On Saturday, May 19, the United Kingdom's Prince Harry will marry American actress Meghan Markle — but she won't become Princess Meghan, according to a royal wedding guide from AP Stylebook.
"She is likely to be known by whatever title the queen gives her the day of the wedding," the guide reads. "Many royal observers think the queen will make the newlyweds the duke and duchess of Sussex, one of the few remaining 'dukedoms' that are available."
Here are some other timely style tips in case you're covering the big day.
It's 'royal wedding' and 'royal couple': "Always in lowercase," AP Stylebook says. "This is an informal designation that could be applied even when very minor royals get married. The same applies to the royal couple. That is always in lowercase."
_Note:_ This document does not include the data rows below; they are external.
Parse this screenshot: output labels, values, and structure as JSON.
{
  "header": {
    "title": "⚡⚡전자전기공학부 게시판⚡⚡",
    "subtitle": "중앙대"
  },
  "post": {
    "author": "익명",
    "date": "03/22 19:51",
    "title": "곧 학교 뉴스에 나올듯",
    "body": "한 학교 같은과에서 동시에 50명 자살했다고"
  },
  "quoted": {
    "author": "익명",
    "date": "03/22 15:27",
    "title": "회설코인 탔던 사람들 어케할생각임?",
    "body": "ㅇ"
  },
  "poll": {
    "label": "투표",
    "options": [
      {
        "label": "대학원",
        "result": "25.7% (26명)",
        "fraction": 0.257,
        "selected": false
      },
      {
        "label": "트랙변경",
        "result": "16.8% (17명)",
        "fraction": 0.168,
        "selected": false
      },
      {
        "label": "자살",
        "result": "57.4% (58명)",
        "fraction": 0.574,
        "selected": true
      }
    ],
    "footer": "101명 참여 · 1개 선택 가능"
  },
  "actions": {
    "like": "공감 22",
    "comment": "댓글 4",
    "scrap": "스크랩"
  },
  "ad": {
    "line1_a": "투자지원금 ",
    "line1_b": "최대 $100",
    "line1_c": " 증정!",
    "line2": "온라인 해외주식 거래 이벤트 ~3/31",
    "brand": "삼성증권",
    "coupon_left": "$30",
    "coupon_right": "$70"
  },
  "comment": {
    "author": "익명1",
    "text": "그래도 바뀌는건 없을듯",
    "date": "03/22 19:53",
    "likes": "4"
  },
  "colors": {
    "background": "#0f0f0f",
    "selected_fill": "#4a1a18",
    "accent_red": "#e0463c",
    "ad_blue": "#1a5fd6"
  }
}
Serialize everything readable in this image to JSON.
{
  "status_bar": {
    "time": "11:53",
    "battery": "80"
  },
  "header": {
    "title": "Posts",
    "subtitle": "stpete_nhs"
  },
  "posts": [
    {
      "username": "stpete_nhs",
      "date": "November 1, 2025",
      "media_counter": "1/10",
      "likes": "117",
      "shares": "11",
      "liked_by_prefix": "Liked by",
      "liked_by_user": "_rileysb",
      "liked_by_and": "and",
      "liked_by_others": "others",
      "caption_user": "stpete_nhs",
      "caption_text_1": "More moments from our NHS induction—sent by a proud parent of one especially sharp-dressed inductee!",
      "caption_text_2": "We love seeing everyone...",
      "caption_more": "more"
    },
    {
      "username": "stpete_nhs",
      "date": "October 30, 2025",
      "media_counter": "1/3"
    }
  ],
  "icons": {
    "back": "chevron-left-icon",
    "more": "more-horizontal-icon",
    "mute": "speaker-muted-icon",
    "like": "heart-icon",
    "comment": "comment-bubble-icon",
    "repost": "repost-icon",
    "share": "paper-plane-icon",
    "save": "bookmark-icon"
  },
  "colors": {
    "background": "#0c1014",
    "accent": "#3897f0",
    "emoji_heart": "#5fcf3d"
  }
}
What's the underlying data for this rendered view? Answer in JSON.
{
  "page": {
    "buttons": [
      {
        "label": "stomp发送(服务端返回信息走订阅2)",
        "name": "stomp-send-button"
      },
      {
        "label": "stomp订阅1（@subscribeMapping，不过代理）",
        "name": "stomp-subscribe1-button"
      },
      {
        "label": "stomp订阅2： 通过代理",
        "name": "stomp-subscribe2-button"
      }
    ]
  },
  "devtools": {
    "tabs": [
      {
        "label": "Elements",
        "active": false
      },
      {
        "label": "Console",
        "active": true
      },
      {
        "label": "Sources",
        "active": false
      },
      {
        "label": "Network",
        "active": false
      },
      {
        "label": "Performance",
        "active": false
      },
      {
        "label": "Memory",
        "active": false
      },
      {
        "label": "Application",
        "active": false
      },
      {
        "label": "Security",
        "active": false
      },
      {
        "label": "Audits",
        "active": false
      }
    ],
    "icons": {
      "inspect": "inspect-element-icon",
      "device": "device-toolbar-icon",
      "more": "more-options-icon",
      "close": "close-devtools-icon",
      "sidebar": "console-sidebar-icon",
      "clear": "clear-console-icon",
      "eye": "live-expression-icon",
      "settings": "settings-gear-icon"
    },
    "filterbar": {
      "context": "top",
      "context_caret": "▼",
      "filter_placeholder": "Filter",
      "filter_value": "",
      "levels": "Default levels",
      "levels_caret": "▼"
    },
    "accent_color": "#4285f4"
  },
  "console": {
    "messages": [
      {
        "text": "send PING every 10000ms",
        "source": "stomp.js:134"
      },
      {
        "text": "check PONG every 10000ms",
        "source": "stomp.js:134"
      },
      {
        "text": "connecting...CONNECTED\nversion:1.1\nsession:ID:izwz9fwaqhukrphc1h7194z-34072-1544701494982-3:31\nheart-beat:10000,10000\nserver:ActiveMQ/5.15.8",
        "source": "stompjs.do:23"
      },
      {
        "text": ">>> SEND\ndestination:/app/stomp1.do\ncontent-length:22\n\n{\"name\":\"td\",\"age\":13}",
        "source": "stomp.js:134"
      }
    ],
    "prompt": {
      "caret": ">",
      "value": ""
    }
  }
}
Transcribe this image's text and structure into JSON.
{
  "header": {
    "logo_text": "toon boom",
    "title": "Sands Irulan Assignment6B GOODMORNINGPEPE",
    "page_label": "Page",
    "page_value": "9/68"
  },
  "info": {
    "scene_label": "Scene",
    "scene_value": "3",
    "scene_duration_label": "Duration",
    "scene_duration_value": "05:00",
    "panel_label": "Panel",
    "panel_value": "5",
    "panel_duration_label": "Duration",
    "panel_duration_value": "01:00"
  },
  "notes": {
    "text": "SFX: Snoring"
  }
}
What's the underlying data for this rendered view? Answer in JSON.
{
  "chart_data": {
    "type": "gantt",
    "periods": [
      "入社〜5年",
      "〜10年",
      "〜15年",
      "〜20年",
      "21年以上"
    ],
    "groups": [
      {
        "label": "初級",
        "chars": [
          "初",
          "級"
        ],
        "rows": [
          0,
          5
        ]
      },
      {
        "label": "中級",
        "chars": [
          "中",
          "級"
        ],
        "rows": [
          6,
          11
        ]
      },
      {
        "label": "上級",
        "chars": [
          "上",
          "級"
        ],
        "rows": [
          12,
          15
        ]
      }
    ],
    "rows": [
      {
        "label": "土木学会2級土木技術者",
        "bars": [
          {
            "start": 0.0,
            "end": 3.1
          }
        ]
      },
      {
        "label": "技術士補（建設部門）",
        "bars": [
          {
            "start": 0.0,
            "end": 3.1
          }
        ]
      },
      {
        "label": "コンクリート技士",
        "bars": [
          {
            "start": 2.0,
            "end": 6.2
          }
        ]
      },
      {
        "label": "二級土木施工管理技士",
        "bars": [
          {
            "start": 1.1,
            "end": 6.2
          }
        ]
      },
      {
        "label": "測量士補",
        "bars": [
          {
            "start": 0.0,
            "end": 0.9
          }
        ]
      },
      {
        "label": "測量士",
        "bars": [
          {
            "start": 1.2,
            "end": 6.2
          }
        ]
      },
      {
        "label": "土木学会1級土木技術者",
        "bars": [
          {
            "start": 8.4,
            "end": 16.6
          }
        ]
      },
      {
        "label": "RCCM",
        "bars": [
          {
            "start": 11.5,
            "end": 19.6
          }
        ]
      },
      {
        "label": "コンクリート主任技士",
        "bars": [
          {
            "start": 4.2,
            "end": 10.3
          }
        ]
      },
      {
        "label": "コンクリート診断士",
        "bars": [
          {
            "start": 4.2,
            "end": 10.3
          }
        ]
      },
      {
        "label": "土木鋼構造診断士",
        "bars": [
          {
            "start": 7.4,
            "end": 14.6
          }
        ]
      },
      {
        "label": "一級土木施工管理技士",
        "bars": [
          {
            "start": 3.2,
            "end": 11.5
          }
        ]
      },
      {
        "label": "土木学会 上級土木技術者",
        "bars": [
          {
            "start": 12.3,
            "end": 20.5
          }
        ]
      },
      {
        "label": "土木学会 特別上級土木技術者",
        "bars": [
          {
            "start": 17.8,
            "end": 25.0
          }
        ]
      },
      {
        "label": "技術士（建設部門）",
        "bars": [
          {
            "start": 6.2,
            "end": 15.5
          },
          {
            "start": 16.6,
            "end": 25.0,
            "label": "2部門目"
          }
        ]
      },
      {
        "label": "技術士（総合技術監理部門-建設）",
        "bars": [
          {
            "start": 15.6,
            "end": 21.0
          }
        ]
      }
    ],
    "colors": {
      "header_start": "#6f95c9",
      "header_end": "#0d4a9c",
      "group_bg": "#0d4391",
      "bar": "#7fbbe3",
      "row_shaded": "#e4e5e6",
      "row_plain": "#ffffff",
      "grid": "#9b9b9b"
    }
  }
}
'BBC' is OK: "Acceptable on all references to the British Broadcasting Corp."
It's 'Queen Elizabeth,' she's the 'queen': "Capitalize king, queen, prince and princess when they are used directly before one or more names; lowercase when they stand alone," AP Stylebook says. "Queen Elizabeth II. The queen or Elizabeth on second reference. Capitalize a longer form of the sovereign's title when its use is appropriate or in a quote: Her Majesty Queen Elizabeth."
But it's never 'Duchess Katherine': "The wife of a duke is a duchess: the Duchess of Kent, the duchess, but never Duchess Katherine or Lady Katherine."
If you'd rather watch soccer/football: "Two top British soccer teams, Chelsea and Manchester United, will play for the FA Cup on the afternoon of the royal wedding," AP Stylebook says.
And if you need some good wedding day details: The florist "plans to use locally sourced foliage from the surrounding parkland for many of the displays," AP Stylebook says. And the cake "will be a lemon elderflower cake covered with buttercream and decorated with fresh flowers."
You can find more here.